[Work instruction]:
The copy must match the data word for word and contain no pictures.

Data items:
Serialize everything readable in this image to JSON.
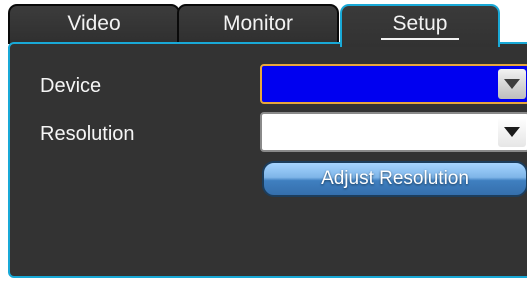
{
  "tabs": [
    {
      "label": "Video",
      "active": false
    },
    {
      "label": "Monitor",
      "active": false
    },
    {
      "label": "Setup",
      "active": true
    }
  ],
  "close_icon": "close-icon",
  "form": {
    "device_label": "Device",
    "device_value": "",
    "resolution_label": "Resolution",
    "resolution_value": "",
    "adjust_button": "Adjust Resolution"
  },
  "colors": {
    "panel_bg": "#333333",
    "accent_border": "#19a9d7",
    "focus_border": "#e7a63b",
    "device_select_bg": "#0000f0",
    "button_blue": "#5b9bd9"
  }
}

[Solution to this exercise]:
Serialize everything readable in this image to JSON.
{
  "tabs": [
    {
      "label": "Video",
      "active": false
    },
    {
      "label": "Monitor",
      "active": false
    },
    {
      "label": "Setup",
      "active": true
    }
  ],
  "close_icon": "close-icon",
  "form": {
    "device_label": "Device",
    "device_value": "",
    "resolution_label": "Resolution",
    "resolution_value": "",
    "adjust_button": "Adjust Resolution"
  },
  "colors": {
    "panel_bg": "#333333",
    "accent_border": "#19a9d7",
    "focus_border": "#e7a63b",
    "device_select_bg": "#0000f0",
    "button_blue": "#5b9bd9"
  }
}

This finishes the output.